(Lobelog) Retired Harvard law professor Alan Dershowitz told LobeLog he will remain on the board of the Gatestone Institute, a right-wing think tank that receives money from Trump megadonors Robert and Rebekah Mercer and disseminates anti-Muslim and anti-refugee conspiracy theories.
Last week, LobeLog reported that Dershowitz received $120,000 from the Gatestone Institute in 2017 and raised questions about Dershowitz, a self-described “liberal Democrat,” receiving payment from a group funded by billionaire Trump supporters. While Dershowitz served on Gatestone’s board, the group forged a partnership to co-produce videos with Rebel Media, a Toronto-based online media outlet with a history of anti-Semitism and employing white nationalists.
Dershowitz hit back on Twitter, saying, “I had no knowledge of Mercer/Rebel.”
It’s difficult to understand how Dershowitz had “no knowledge” of Rebekah Mercer’s involvement at Gatestone while serving alongside her on the group’s board. Following our reporting on Gatestone’s ties to the far right, Dershowitz now tells LobeLog that he is sticking with Gatestone. Dershowitz wrote:
I am honored to serve on the honorary bread [sic] of governors ( which doesn’t meet) along with my friend Senator Joe Lieberman and other distinguished Americans. The Board of advisors includes my friends Colonel Richard Kemp, former Attorney General Michael Mukasy and the late Elie Wiesel. I will continue to serve and will not be intimidated by your McCarthyite tactics and dishonest reporting. I challenge you to quote this entire email in anything you write.
Dershowitz did not point to any specific inaccuracies in LobeLog’s reporting.
On cable news, Dershowitz has emerged as a go-to Trump defender and critic of the left wing of the Democratic Party, all while self-identifying as a “liberal Democrat.” Over the summer, Dershowitz loudly complained about being shunned by Martha’s Vineyard’s largely liberal residents.
In publicly aligning himself with the Gatestone institute, as well as being one of their top paid contractors in 2017, Dershowitz is knowingly associating himself with a group that helps promote some of the far right’s most pernicious anti-Muslim and anti-Semitic conspiracy theories.
In April, Gatestone published an article titled, “Flooding the Voter Rolls in US and Greece,” echoing the anti-Semitic campaign led by Viktor Orban, the right-wing prime minister of Hungary, who claimed that liberal financier George Soros wanted to flood Europe with Muslim immigrants. The article referenced “George Soros’s 220-page guide seemingly to create a permanent voting majority for the Democratic Party by ‘enlarge[ing] the U.S. electorate by 10 million voters by 2018.’”
Indeed, the “guide” outlined how Soros’s primary vehicle, the Open Society Foundation, might expand the electorate “by lowering barriers to voter registration through the various forms of modernization and increased ballot access while sustaining and expanding the franchise by establishing strong protections against vote suppression, denial and dilution,” not quite what Gatestone or Orban were suggesting.

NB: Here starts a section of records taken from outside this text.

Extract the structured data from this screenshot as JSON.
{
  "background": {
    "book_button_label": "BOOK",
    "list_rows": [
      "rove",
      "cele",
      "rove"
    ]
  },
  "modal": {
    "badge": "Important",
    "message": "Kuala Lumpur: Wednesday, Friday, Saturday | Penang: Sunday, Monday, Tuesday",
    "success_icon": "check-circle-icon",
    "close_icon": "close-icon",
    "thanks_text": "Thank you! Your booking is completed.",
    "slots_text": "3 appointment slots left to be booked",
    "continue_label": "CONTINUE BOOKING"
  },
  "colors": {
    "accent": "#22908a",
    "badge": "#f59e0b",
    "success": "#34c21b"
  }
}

The organization’s flirtation with the extreme far right was on display in a May 2018 Gatestone article celebrating former Rebel Media contributor Gavin McInnes and alt-right provocateur Milo Yiannopoulos. The author, Bruce Bawer, wrote that the appearance of McInnes and Yiannopoulos at a rally in London, “gave me a bit of hope for the scepter’d (but battered) isle.”
McInnes, who published a video defending Holocaust deniers and repeating anti-Semitic conspiracy theories, is the founder of the Proud Boys, a far-right men’s organization that promotes violence.
Gatestone also paid for trips to the United States by the vocally anti-Muslim Dutch politician Geert Wilders, who says there is no such thing as “moderate Islam” and that “Islam’s heart lies in the Quran and the Quran is an evil book.” Gatestone has published Wilders’s work 36 times over the past 10 years.
The group also published Sebastian Gorka 12 times between 2009 and 2011. Gorka served as a deputy assistant to President Donald Trump until his departure from the White House in 2017 following a series of investigative articles tying him to Vitezi Rend, a Hungarian group the State Department characterizes as collaborating with the Nazis. Gorka also endorsed a racist and anti-Semitic militia in Hungary in a 2007 television interview.